Segment Start: EXTRACTED RECORDS

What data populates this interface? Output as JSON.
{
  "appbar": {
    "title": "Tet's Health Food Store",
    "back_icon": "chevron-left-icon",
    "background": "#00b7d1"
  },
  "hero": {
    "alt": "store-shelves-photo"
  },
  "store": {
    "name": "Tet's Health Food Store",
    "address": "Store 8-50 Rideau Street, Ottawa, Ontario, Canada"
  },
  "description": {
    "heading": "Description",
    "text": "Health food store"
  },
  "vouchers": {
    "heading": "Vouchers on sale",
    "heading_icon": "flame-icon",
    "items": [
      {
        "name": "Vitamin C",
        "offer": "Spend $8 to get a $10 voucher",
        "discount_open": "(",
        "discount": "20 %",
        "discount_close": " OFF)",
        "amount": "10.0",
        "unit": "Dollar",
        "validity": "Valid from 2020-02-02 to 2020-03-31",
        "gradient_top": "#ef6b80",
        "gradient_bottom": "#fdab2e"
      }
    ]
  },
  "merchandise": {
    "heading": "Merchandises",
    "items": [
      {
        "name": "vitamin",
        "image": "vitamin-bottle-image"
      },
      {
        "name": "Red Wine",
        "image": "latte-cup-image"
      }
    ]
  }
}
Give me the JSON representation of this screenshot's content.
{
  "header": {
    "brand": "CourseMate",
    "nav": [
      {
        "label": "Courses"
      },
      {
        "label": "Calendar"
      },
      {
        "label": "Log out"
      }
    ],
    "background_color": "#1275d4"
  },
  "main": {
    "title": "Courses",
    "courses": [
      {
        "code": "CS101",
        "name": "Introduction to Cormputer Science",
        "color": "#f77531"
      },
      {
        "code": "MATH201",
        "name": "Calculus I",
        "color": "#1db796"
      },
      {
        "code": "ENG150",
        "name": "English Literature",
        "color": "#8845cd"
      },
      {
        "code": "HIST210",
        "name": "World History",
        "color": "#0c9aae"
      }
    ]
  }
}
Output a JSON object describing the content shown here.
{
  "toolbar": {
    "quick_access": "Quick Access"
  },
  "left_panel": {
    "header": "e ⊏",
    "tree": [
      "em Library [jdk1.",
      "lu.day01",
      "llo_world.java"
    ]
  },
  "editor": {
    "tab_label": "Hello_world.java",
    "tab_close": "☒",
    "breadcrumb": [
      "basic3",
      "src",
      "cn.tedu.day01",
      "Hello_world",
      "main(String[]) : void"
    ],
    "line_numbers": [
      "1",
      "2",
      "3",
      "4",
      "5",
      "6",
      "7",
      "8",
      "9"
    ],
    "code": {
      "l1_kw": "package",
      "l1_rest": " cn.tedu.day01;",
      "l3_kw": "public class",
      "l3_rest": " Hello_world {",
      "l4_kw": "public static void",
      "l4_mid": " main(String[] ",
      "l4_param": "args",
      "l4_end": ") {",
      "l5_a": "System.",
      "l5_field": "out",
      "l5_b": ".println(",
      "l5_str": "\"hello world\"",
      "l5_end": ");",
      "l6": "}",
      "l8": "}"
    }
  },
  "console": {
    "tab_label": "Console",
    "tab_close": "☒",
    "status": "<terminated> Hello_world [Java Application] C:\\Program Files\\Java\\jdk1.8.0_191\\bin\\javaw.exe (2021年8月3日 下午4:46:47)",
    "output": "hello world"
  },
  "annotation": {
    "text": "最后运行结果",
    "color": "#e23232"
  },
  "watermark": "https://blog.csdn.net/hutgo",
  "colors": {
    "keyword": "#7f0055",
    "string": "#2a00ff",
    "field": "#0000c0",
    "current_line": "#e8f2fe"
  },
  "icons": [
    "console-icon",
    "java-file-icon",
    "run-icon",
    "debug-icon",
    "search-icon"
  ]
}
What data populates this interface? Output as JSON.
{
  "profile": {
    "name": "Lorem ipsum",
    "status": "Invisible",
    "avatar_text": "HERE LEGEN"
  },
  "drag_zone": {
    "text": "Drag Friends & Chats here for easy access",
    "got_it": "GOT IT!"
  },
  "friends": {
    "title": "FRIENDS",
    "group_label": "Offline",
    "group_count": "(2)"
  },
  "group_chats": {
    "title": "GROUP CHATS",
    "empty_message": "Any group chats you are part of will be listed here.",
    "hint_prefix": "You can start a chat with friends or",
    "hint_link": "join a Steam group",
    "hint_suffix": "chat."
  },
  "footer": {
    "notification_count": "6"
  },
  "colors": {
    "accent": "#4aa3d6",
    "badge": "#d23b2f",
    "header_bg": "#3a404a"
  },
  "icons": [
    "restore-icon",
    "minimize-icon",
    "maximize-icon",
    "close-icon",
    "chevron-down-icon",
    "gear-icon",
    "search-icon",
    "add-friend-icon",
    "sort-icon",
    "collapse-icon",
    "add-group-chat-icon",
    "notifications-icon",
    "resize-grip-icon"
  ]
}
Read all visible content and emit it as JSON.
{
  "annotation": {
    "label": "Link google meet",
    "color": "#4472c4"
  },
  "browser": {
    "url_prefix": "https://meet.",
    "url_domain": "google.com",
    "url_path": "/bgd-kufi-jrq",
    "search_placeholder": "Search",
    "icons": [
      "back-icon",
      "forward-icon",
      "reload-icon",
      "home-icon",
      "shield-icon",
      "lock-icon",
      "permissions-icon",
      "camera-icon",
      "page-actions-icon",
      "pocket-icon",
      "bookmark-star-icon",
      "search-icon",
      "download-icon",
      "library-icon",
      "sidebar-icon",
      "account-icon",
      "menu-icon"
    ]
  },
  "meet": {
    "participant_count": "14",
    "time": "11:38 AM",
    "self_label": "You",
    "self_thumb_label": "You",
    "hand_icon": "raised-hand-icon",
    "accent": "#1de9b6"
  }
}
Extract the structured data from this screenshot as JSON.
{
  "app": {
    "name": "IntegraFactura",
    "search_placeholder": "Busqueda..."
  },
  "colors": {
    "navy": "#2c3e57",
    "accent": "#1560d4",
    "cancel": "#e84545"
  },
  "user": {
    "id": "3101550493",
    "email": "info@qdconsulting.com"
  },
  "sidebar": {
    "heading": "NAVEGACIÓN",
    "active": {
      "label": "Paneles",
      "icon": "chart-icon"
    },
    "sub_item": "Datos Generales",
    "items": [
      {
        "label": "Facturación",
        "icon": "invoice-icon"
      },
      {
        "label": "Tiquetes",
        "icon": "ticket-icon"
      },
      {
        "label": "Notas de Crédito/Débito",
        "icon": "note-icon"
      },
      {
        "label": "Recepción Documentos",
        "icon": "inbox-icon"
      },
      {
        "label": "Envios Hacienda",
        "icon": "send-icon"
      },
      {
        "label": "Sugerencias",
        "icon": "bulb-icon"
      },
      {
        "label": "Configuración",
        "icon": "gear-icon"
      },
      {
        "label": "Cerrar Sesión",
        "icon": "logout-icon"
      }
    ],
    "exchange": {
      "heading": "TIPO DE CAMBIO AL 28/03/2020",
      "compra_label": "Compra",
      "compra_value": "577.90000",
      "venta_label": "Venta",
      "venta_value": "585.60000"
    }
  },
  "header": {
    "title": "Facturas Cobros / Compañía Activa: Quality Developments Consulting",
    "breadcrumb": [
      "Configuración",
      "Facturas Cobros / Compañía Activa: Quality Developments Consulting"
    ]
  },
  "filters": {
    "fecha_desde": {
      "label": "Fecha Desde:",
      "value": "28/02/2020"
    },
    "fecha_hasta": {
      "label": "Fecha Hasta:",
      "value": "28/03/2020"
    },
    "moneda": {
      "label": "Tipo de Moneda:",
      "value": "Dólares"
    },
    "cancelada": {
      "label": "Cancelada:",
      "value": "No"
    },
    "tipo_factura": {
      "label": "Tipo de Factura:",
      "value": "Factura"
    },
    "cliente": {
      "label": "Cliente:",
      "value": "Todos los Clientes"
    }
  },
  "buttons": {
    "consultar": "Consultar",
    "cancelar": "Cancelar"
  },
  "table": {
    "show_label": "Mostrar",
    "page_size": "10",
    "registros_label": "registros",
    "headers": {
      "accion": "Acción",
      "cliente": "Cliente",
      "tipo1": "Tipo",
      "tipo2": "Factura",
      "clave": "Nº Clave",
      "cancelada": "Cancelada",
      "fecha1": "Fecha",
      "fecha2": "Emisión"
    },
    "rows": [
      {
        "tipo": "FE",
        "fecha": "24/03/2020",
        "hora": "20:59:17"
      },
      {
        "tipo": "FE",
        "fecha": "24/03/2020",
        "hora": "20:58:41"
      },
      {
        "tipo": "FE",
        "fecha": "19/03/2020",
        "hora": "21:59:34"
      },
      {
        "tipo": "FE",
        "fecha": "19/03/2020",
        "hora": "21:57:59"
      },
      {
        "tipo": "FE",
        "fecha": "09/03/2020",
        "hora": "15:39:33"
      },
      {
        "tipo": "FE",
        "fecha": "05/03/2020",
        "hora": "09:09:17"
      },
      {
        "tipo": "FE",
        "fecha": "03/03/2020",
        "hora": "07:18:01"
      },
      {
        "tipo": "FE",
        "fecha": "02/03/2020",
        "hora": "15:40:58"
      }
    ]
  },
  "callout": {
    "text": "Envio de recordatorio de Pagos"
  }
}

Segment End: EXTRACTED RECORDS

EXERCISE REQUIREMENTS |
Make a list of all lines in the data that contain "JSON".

TASK RESULT |
What data populates this interface? Output as JSON.
Give me the JSON representation of this screenshot's content.
Output a JSON object describing the content shown here.
What data populates this interface? Output as JSON.
Read all visible content and emit it as JSON.
Extract the structured data from this screenshot as JSON.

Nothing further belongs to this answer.